    All problems have simple, easy-to-understand, logical wrong answers. Subclassing in Python is no exception. Avoid the common pitfalls and learn everything you need to know about making effective use of inheritance in Python.

    Avoid the common pitfalls and learn everything you need to know about how subclass in Python.

    • Overriding and extending
    • Calling your parents
    • The ellipse / circle problem
    • What does a subclass mean?
    • Liskov Substitution Principle
    • Open Closed Principle
    • Facts of life when subclassing builtin types
    • Cooperative Multiple Inheritance
    • Common subclassing patterns
    • Use of the double underscore

    At 11:30am to 12:10pm, Friday 9th March

    In E3, Santa Clara Convention Center

    Coverage video

  • Stop Writing Classes

    by Jack Diederich

    Classes are great but they are also overused. This talk will describe examples of class overuse taken from real world code and refactor the unnecessary classes, exceptions, and modules out of them.

    Classes must be nouns but not every noun must be a class. If your class only has two methods and one of them is init you probably meant to write a function.
    MuffinMail recently refactored their API; it went from 20 classes scattered in 22 modules down to 1 class just 15 lines long. It was a welcome change, but we'll further refactor that down to a single function 3 lines long.

    The Python stdlib is an example of a namespace that is relatively flat. You won't find packages that consist of a single module defining an exception, and you won't find many exceptions at all - just 165 kinds in 200k lines of code. That's a tiny ratio compared to most projects including Django.

    Of course there are things, like containers, that should be classes. As a final example we'll add a Heap type to the heapq module (admit it, you already have one in your utils.py).

    At 12:10pm to 12:40pm, Friday 9th March

    In E3, Santa Clara Convention Center

    Coverage video

  • Interfaces and Python

    by Eric Snow

    In 2.6, Python introduced the Abstract Base Classes. Before that we had "protocols" (and we still do). In this talk we'll look at how the general concept of interfaces fits into today's Python. We'll also look at some of the alternate proposals of the past, some of the controversies around ABCs, and the direction interfaces might go in the future.

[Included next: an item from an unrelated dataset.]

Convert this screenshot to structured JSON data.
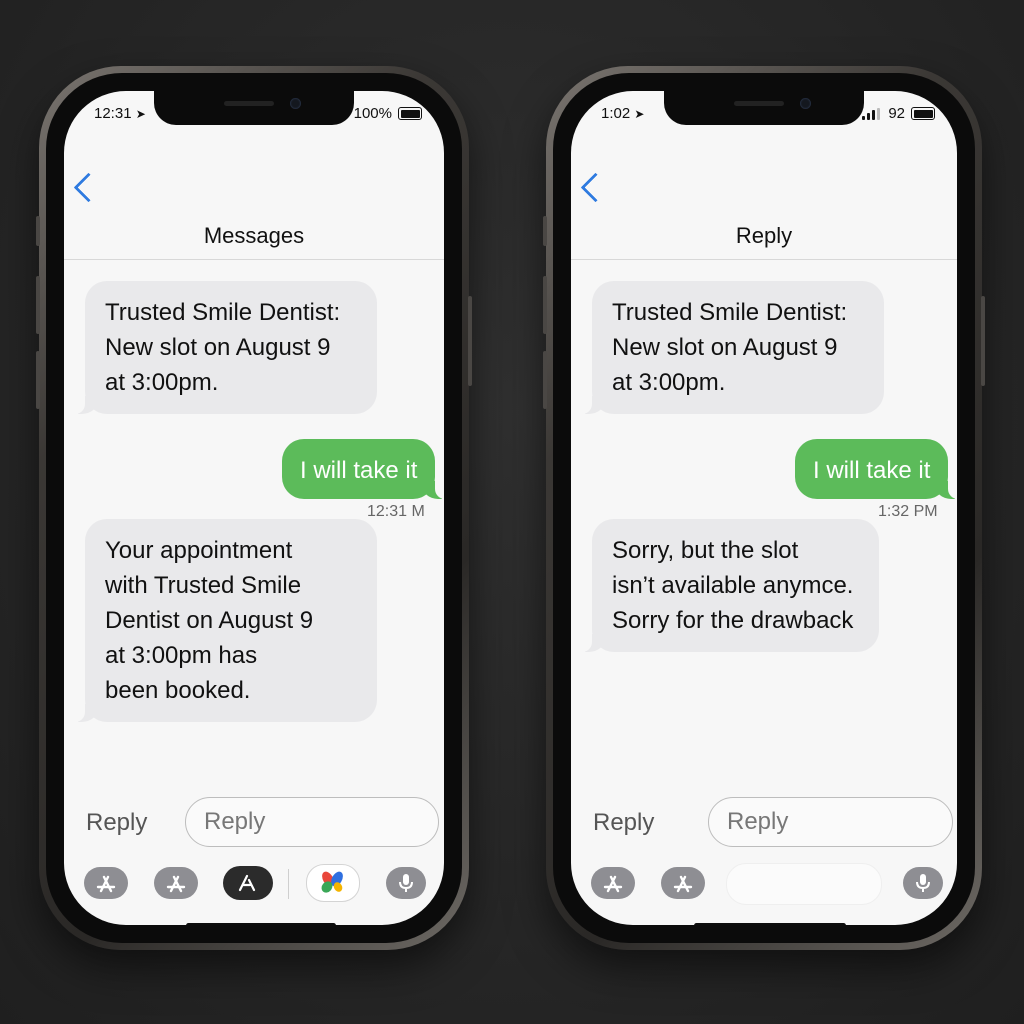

    Talk Outline:

    • What are Interfaces? (3 min)
    • modeling strict abstraction
    • precedents in other languages
    • Interfaces in Python (6 min)
    • duck-typing
    • Python "protocols"
    • past proposals (PEP 245)
    • how Python "interfaces" are different
    • Newer Interface Support (11 min)
    • annotations
    • Abstract Base Classes
    • why run-time validation?
    • ABC vs. duck-typing
    • Third-party Libraries (5 min)
    • Peak's PyProtocols
    • zope.interface
    • Twisted
    • What Next? (3 min)
    • strict interfaces
    • compile-time validation
    • an example interface library

    For more comprehensive coverage of interfaces in Python, check out this reference: http://readthedocs.org/docs/refe...

    At 2:40pm to 3:20pm, Friday 9th March

    In E3, Santa Clara Convention Center

    Coverage video